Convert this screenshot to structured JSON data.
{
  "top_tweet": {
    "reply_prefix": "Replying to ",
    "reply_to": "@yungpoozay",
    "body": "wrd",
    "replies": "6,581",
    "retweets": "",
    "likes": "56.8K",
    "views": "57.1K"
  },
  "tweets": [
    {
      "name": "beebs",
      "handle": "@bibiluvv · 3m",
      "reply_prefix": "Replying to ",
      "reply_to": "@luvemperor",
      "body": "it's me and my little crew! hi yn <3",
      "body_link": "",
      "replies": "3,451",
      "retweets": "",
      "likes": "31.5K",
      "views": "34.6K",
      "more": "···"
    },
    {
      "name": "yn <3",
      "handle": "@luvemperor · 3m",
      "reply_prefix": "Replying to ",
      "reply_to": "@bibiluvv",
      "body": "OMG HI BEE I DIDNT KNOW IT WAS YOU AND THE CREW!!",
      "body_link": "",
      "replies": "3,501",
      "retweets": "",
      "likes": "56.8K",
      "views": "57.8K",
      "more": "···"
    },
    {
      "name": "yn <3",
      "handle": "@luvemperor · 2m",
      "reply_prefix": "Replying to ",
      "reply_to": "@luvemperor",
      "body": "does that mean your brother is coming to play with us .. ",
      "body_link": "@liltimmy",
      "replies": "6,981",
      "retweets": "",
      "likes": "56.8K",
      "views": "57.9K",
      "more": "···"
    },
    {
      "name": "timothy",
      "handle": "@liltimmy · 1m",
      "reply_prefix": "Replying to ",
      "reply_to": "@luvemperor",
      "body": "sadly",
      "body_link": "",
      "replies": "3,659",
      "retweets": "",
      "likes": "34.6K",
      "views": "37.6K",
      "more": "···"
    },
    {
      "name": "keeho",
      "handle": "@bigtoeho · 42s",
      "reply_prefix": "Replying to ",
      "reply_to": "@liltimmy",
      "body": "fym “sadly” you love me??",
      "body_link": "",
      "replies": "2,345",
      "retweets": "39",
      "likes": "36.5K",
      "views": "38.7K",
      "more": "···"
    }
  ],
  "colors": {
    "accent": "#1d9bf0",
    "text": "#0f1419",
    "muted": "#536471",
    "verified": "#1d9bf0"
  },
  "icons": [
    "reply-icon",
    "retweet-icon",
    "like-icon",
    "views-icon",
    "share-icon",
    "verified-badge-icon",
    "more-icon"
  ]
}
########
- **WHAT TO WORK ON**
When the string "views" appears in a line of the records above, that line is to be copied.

- **REPLY TO THE TASK**
    "views": "57.1K"
      "views": "34.6K",
      "views": "57.8K",
      "views": "57.9K",
      "views": "37.6K",
      "views": "38.7K",
    "views-icon",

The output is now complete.